■ **Action item**
What you return must match the records below character for character, except that no picture appears.

■ **Data extracted from a collection**
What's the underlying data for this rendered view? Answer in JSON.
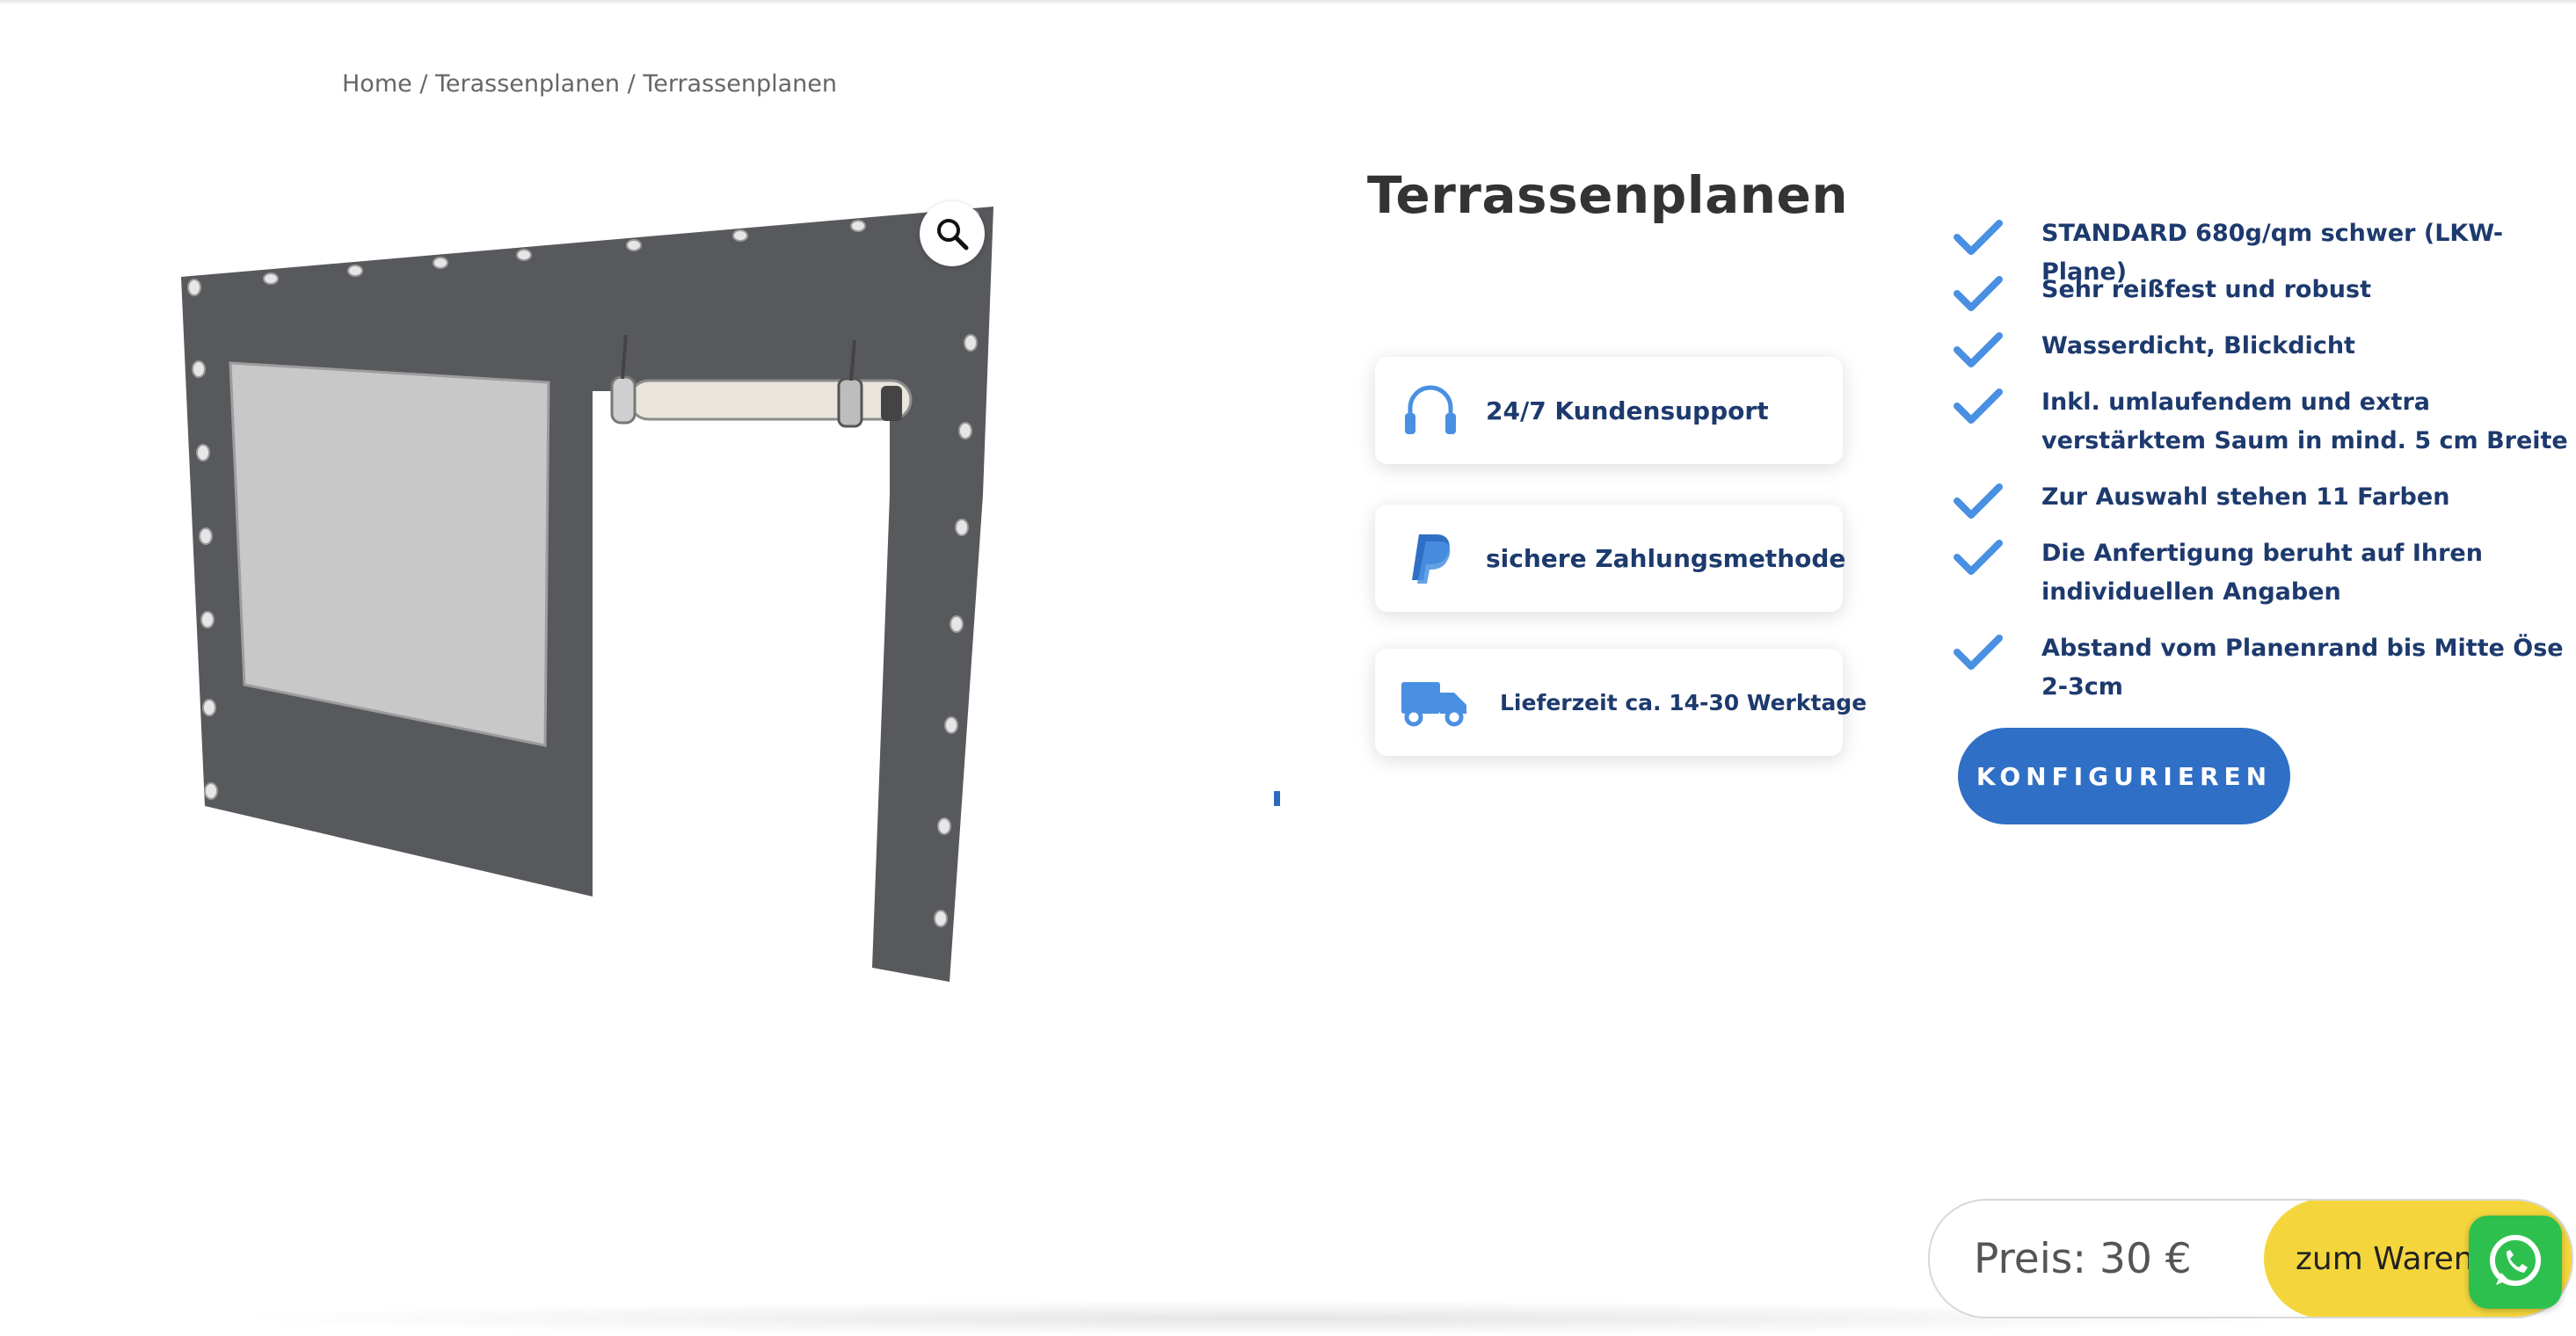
{
  "breadcrumb": {
    "items": [
      "Home",
      "Terassenplanen",
      "Terrassenplanen"
    ],
    "separator": " / "
  },
  "product": {
    "title": "Terrassenplanen",
    "image_icon": "product-photo-tarp-with-roller",
    "zoom_icon": "magnifier-icon"
  },
  "badges": [
    {
      "icon": "headset-icon",
      "label": "24/7 Kundensupport"
    },
    {
      "icon": "paypal-icon",
      "label": "sichere Zahlungsmethode"
    },
    {
      "icon": "truck-icon",
      "label": "Lieferzeit ca. 14-30 Werktage"
    }
  ],
  "features": [
    "STANDARD 680g/qm schwer (LKW-Plane)",
    "Sehr reißfest und robust",
    "Wasserdicht, Blickdicht",
    "Inkl. umlaufendem und extra verstärktem Saum in mind. 5 cm Breite",
    "Zur Auswahl stehen 11 Farben",
    "Die Anfertigung beruht auf Ihren individuellen Angaben",
    "Abstand vom Planenrand bis Mitte Öse 2-3cm"
  ],
  "configure_button": "KONFIGURIEREN",
  "price_bar": {
    "price": "Preis: 30 €",
    "cart_button": "zum Warenkorb"
  },
  "colors": {
    "accent_blue": "#2f6fc5",
    "text_navy": "#1d3a6e",
    "check_blue": "#4a90e2",
    "cart_yellow": "#f4d63c",
    "whatsapp_green": "#2ec04f"
  }
}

■ **Task response**
What's the underlying data for this rendered view? Answer in JSON.
{
  "breadcrumb": {
    "items": [
      "Home",
      "Terassenplanen",
      "Terrassenplanen"
    ],
    "separator": " / "
  },
  "product": {
    "title": "Terrassenplanen",
    "image_icon": "product-photo-tarp-with-roller",
    "zoom_icon": "magnifier-icon"
  },
  "badges": [
    {
      "icon": "headset-icon",
      "label": "24/7 Kundensupport"
    },
    {
      "icon": "paypal-icon",
      "label": "sichere Zahlungsmethode"
    },
    {
      "icon": "truck-icon",
      "label": "Lieferzeit ca. 14-30 Werktage"
    }
  ],
  "features": [
    "STANDARD 680g/qm schwer (LKW-Plane)",
    "Sehr reißfest und robust",
    "Wasserdicht, Blickdicht",
    "Inkl. umlaufendem und extra verstärktem Saum in mind. 5 cm Breite",
    "Zur Auswahl stehen 11 Farben",
    "Die Anfertigung beruht auf Ihren individuellen Angaben",
    "Abstand vom Planenrand bis Mitte Öse 2-3cm"
  ],
  "configure_button": "KONFIGURIEREN",
  "price_bar": {
    "price": "Preis: 30 €",
    "cart_button": "zum Warenkorb"
  },
  "colors": {
    "accent_blue": "#2f6fc5",
    "text_navy": "#1d3a6e",
    "check_blue": "#4a90e2",
    "cart_yellow": "#f4d63c",
    "whatsapp_green": "#2ec04f"
  }
}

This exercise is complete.